MEDIA CONTACT: Hilary Dickinson at email@example.com or 608-363-2849
Sponsored by the department of modern languages and literatures, Beloit College will host a Spanish language film festival running from Friday, Jan. 24 – Friday, Feb. 28. The films will take place from 7 p.m. – 9 p.m. in Richardson Auditorium, Morse-Ingersoll Hall.
The festival is co-sponsored by the history, political science, critical identity studies, education and youth studies and international relations departments.
The films are as follows:
Friday, Jan. 24: Un Cuento Chino (Chinese Take-Away)
Argentina, Spain / 98 min / 2012 / Spanish with English subtitles
Argentina's national treasure, Ricardo Darín, plays Roberto, a gruff, anti-social loner who lords over his tiny hardware shop in Buenos Aires with a meticulous sense of control and routine, barely allowing for the slightest of customer foibles. After a chance encounter with Jun, a Chinese man who has arrived in Argentina looking for his only living relative, Roberto takes him in. Their unusual cohabitation helps Roberto bring an end to his loneliness, but not without revealing to the impassive Jun that destiny's intersections are many and they can even divulge the film's surreal opening sequence: a brindled cow falling from the sky.
Friday, Jan. 31: Con Mi Corazon En Yambo (With My Heart in Yambo)
Ecuador / 137 min / 2012 / Spanish with English subtitles
In 1988, when director Fernanda Restrepo was only 10 years old, her life changed in the cruelest of ways: her two brothers—then 14 and 17—vanished without a trace. Only later did the family learn that the boys had been illegally detained, tortured and murdered by the Ecuadorean police. Now, decades later, with her brothers’ remains still missing, Restrepo embarks on the painful journey of recounting her family’s story. In the process, she comes face to face with the suspects, and documents yet one more search in Lake Yambo, where the boys’ bodies were dumped. “Giving up is the only way to lose a battle,” says Restrepo’s father, still asking for clues and protesting in Quito’s Presidential Palace Square every Wednesday against the lack of answers.
Friday, Feb. 7: La Yuma
Nicaragua / 91 min / 2011
Nicaragua’s first full-length feature in 20 years, La Yuma tells the story of a young woman who dreams of transcending her bleak life in the slums of Managua by becoming a boxer. Looking beyond the meager possibilities that seem available to her (and ignoring the advice of her gang-member friends), she finds solace and hope in her training and falls in love with a middle-class journalism student.

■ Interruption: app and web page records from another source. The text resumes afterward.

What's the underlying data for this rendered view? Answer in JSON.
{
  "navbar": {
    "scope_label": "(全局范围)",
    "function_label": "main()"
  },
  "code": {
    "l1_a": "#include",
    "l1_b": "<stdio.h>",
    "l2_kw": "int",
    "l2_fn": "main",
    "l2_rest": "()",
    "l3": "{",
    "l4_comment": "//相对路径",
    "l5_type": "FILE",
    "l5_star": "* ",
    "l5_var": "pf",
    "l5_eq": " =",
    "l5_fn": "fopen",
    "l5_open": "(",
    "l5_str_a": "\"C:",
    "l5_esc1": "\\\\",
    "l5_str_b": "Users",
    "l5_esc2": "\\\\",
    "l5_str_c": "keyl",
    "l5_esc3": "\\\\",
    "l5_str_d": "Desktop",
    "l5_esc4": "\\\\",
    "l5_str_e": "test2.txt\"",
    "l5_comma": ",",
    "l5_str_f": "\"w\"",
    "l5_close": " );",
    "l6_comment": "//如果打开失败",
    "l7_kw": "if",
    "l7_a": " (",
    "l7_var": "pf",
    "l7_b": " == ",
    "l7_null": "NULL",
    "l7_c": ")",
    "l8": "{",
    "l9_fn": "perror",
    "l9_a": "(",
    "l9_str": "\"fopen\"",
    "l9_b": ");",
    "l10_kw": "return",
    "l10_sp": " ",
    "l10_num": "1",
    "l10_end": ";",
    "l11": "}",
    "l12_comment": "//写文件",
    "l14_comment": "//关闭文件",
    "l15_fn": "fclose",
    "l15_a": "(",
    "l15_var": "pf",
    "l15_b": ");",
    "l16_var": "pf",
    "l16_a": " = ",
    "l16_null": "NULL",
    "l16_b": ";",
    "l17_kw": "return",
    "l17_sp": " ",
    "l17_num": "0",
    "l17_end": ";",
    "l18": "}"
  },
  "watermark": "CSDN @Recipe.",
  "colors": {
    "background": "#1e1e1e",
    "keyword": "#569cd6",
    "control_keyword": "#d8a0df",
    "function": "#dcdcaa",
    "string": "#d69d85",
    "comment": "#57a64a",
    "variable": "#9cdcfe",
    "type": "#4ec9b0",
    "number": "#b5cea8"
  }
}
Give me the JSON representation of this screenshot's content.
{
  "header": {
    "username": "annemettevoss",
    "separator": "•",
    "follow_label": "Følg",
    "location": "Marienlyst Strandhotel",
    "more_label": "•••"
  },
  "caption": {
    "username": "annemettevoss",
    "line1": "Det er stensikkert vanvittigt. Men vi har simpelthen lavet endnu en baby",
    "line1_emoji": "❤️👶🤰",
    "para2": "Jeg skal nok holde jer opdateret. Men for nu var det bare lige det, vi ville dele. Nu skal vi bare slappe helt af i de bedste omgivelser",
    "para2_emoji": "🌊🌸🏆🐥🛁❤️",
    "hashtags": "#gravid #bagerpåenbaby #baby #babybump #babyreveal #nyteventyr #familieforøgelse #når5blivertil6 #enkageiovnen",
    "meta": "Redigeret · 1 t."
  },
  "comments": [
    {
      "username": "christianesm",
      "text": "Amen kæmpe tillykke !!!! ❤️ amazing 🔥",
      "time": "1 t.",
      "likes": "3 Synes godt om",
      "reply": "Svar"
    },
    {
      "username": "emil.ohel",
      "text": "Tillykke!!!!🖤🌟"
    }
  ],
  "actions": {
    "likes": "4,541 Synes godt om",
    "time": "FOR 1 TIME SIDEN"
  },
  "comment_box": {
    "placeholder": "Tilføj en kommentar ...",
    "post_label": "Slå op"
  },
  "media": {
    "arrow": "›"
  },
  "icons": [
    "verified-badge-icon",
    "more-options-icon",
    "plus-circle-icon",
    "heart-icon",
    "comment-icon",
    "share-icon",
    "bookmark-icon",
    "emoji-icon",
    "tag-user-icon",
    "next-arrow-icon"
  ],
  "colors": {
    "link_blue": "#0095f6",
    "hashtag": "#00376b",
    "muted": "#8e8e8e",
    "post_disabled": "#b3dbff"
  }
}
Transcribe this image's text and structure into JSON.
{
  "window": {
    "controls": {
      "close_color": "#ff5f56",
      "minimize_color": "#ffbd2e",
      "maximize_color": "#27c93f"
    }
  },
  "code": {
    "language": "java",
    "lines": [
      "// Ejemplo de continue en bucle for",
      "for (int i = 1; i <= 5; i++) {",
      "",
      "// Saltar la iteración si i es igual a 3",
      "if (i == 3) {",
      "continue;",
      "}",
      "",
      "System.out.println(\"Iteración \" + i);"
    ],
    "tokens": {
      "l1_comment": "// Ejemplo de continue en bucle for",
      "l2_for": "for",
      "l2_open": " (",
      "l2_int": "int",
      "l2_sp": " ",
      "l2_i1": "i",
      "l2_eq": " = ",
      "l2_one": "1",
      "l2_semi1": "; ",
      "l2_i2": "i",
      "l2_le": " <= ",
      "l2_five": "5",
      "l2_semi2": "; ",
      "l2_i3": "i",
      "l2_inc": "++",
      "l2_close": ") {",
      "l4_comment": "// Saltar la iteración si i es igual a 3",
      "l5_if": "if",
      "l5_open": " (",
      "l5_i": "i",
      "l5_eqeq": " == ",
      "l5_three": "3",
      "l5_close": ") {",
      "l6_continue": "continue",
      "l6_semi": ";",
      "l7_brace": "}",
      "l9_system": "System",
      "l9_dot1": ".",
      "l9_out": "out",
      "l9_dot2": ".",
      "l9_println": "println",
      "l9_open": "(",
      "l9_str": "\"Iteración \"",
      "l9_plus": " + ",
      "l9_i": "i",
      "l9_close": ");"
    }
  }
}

Friday, Feb. 21: Aquí y Allá (Here and There)
USA, Spain, Mexico / 110 min / 2012 / Spanish with English subtitles
Antonio Méndez Esparza's directorial debut radiantly captures the complex homecoming of a loving father. In an unexpected take on the traditional immigrant story, Pedro returns home to a small mountain village in Guerrero, Mexico, after years of working in New York. He finds his daughters older and more distant than he imagined, but his wife still has the same smile. The villagers think this year’s crop will be bountiful, and there is work in a growing city nearby. But the locals are wise to a life of insecurity, and their thoughts are often of family members or opportunities far away, north of the border.
Friday, Feb. 28: Pa Negre (Black Bread)
Spain/ 108 min/ 2011/ Catalan with English subtitles
Andreu comes across the bodies of a father and son in the forest; leaning over the dying boy, Andreu hears him whisper “Pitorliu”—the name of a monster supposedly haunting local caves. But the real monsters in this brilliant adaptation of Emil Teixidor’s novel are the local Fascists, who keep close watch on the family of Andreu and other Republican sympathizers—and who think Andreu’s father might know more about these murders than he admits. Reminiscent of Pan's Labyrinth and adored by audiences and critics alike, Black Bread won a number of prizes, including nine Goya Awards and the Spanish selection for the 2011 Academy Awards for Best Foreign Film.
The Spanish Film Club series was made possible with the support of Pragda, and the Embassy of Spain in Washington D.C., Spain-USA Foundation. Special thanks to the Secretary of State for Culture of Spain.